## DIRECTIONS FOR THIS TASK:
State the number of lines in the listing below that contain the word "title", and nothing besides.
════════════════
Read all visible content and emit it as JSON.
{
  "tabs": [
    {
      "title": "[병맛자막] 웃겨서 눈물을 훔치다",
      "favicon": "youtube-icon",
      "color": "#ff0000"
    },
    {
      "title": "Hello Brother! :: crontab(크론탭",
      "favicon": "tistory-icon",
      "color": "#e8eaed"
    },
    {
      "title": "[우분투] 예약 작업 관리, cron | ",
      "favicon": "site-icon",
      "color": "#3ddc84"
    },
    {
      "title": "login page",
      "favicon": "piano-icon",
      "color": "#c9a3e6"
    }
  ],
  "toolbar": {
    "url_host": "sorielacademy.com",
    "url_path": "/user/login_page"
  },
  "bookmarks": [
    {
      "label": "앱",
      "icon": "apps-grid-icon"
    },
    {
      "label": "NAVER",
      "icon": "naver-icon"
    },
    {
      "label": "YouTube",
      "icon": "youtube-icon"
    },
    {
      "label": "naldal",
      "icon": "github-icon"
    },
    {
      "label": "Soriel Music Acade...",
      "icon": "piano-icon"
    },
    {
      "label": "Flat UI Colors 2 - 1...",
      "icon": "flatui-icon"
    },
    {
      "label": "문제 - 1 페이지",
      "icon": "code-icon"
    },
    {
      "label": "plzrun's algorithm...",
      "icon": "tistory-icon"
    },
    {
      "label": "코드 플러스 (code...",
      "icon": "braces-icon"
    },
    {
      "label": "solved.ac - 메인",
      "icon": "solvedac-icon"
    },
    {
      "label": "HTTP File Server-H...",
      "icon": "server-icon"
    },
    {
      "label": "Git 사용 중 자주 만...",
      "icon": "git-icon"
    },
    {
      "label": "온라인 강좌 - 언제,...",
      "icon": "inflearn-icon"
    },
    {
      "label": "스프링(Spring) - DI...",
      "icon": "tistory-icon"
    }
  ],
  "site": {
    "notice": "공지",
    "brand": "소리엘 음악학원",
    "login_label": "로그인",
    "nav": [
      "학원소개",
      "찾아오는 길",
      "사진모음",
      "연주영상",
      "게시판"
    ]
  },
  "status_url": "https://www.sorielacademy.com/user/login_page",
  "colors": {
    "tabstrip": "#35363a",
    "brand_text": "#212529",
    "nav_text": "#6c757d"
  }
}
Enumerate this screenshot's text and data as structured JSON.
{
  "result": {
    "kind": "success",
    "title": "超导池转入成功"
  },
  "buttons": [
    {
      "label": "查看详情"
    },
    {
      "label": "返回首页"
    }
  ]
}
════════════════
## SOLUTION:
5